« Reply #1320 on: July 30, 2021, 01:24:07 PM »
   
Daily Memo: The US and Philippines Reportedly Reach Key Deal
The Philippine president reportedly agreed to restore the critical Visiting Forces Agreement.
By: Geopolitical Futures

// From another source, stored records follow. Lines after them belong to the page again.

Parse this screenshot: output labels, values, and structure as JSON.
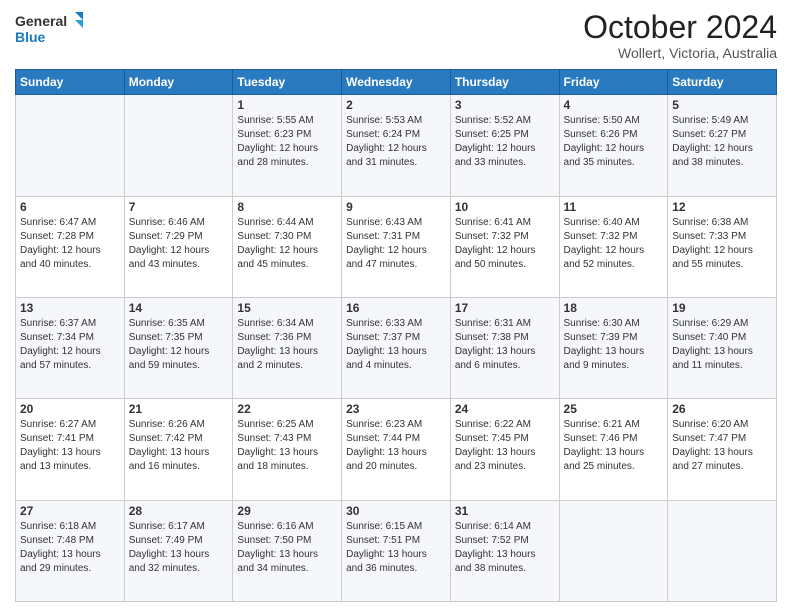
{
  "logo": {
    "line1": "General",
    "line2": "Blue"
  },
  "title": "October 2024",
  "location": "Wollert, Victoria, Australia",
  "days_of_week": [
    "Sunday",
    "Monday",
    "Tuesday",
    "Wednesday",
    "Thursday",
    "Friday",
    "Saturday"
  ],
  "weeks": [
    [
      {
        "day": "",
        "info": ""
      },
      {
        "day": "",
        "info": ""
      },
      {
        "day": "1",
        "sunrise": "Sunrise: 5:55 AM",
        "sunset": "Sunset: 6:23 PM",
        "daylight": "Daylight: 12 hours and 28 minutes."
      },
      {
        "day": "2",
        "sunrise": "Sunrise: 5:53 AM",
        "sunset": "Sunset: 6:24 PM",
        "daylight": "Daylight: 12 hours and 31 minutes."
      },
      {
        "day": "3",
        "sunrise": "Sunrise: 5:52 AM",
        "sunset": "Sunset: 6:25 PM",
        "daylight": "Daylight: 12 hours and 33 minutes."
      },
      {
        "day": "4",
        "sunrise": "Sunrise: 5:50 AM",
        "sunset": "Sunset: 6:26 PM",
        "daylight": "Daylight: 12 hours and 35 minutes."
      },
      {
        "day": "5",
        "sunrise": "Sunrise: 5:49 AM",
        "sunset": "Sunset: 6:27 PM",
        "daylight": "Daylight: 12 hours and 38 minutes."
      }
    ],
    [
      {
        "day": "6",
        "sunrise": "Sunrise: 6:47 AM",
        "sunset": "Sunset: 7:28 PM",
        "daylight": "Daylight: 12 hours and 40 minutes."
      },
      {
        "day": "7",
        "sunrise": "Sunrise: 6:46 AM",
        "sunset": "Sunset: 7:29 PM",
        "daylight": "Daylight: 12 hours and 43 minutes."
      },
      {
        "day": "8",
        "sunrise": "Sunrise: 6:44 AM",
        "sunset": "Sunset: 7:30 PM",
        "daylight": "Daylight: 12 hours and 45 minutes."
      },
      {
        "day": "9",
        "sunrise": "Sunrise: 6:43 AM",
        "sunset": "Sunset: 7:31 PM",
        "daylight": "Daylight: 12 hours and 47 minutes."
      },
      {
        "day": "10",
        "sunrise": "Sunrise: 6:41 AM",
        "sunset": "Sunset: 7:32 PM",
        "daylight": "Daylight: 12 hours and 50 minutes."
      },
      {
        "day": "11",
        "sunrise": "Sunrise: 6:40 AM",
        "sunset": "Sunset: 7:32 PM",
        "daylight": "Daylight: 12 hours and 52 minutes."
      },
      {
        "day": "12",
        "sunrise": "Sunrise: 6:38 AM",
        "sunset": "Sunset: 7:33 PM",
        "daylight": "Daylight: 12 hours and 55 minutes."
      }
    ],
    [
      {
        "day": "13",
        "sunrise": "Sunrise: 6:37 AM",
        "sunset": "Sunset: 7:34 PM",
        "daylight": "Daylight: 12 hours and 57 minutes."
      },
      {
        "day": "14",
        "sunrise": "Sunrise: 6:35 AM",
        "sunset": "Sunset: 7:35 PM",
        "daylight": "Daylight: 12 hours and 59 minutes."
      },
      {
        "day": "15",
        "sunrise": "Sunrise: 6:34 AM",
        "sunset": "Sunset: 7:36 PM",
        "daylight": "Daylight: 13 hours and 2 minutes."
      },
      {
        "day": "16",
        "sunrise": "Sunrise: 6:33 AM",
        "sunset": "Sunset: 7:37 PM",
        "daylight": "Daylight: 13 hours and 4 minutes."
      },
      {
        "day": "17",
        "sunrise": "Sunrise: 6:31 AM",
        "sunset": "Sunset: 7:38 PM",
        "daylight": "Daylight: 13 hours and 6 minutes."
      },
      {
        "day": "18",
        "sunrise": "Sunrise: 6:30 AM",
        "sunset": "Sunset: 7:39 PM",
        "daylight": "Daylight: 13 hours and 9 minutes."
      },
      {
        "day": "19",
        "sunrise": "Sunrise: 6:29 AM",
        "sunset": "Sunset: 7:40 PM",
        "daylight": "Daylight: 13 hours and 11 minutes."
      }
    ],
    [
      {
        "day": "20",
        "sunrise": "Sunrise: 6:27 AM",
        "sunset": "Sunset: 7:41 PM",
        "daylight": "Daylight: 13 hours and 13 minutes."
      },
      {
        "day": "21",
        "sunrise": "Sunrise: 6:26 AM",
        "sunset": "Sunset: 7:42 PM",
        "daylight": "Daylight: 13 hours and 16 minutes."
      },
      {
        "day": "22",
        "sunrise": "Sunrise: 6:25 AM",
        "sunset": "Sunset: 7:43 PM",
        "daylight": "Daylight: 13 hours and 18 minutes."
      },
      {
        "day": "23",
        "sunrise": "Sunrise: 6:23 AM",
        "sunset": "Sunset: 7:44 PM",
        "daylight": "Daylight: 13 hours and 20 minutes."
      },
      {
        "day": "24",
        "sunrise": "Sunrise: 6:22 AM",
        "sunset": "Sunset: 7:45 PM",
        "daylight": "Daylight: 13 hours and 23 minutes."
      },
      {
        "day": "25",
        "sunrise": "Sunrise: 6:21 AM",
        "sunset": "Sunset: 7:46 PM",
        "daylight": "Daylight: 13 hours and 25 minutes."
      },
      {
        "day": "26",
        "sunrise": "Sunrise: 6:20 AM",
        "sunset": "Sunset: 7:47 PM",
        "daylight": "Daylight: 13 hours and 27 minutes."
      }
    ],
    [
      {
        "day": "27",
        "sunrise": "Sunrise: 6:18 AM",
        "sunset": "Sunset: 7:48 PM",
        "daylight": "Daylight: 13 hours and 29 minutes."
      },
      {
        "day": "28",
        "sunrise": "Sunrise: 6:17 AM",
        "sunset": "Sunset: 7:49 PM",
        "daylight": "Daylight: 13 hours and 32 minutes."
      },
      {
        "day": "29",
        "sunrise": "Sunrise: 6:16 AM",
        "sunset": "Sunset: 7:50 PM",
        "daylight": "Daylight: 13 hours and 34 minutes."
      },
      {
        "day": "30",
        "sunrise": "Sunrise: 6:15 AM",
        "sunset": "Sunset: 7:51 PM",
        "daylight": "Daylight: 13 hours and 36 minutes."
      },
      {
        "day": "31",
        "sunrise": "Sunrise: 6:14 AM",
        "sunset": "Sunset: 7:52 PM",
        "daylight": "Daylight: 13 hours and 38 minutes."
      },
      {
        "day": "",
        "info": ""
      },
      {
        "day": "",
        "info": ""
      }
    ]
  ]
}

Agreement reached. The U.S. and the Philippines may have finally put to rest concerns over one of the biggest threats to their Mutual Defense Treaty. Following a meeting with U.S. Defense Secretary Lloyd Austin on Thursday, Philippine President Rodrigo Duterte reportedly agreed to fully restore the two sides’ critical Visiting Forces Agreement, which the president had previously repeatedly taken steps to scrap. The loss of the VFA would force the U.S. to pull its troops from the Philippines and dramatically curtail joint exercises. It would also quash any hope of implementing the landmark basing agreement reached back in 2014.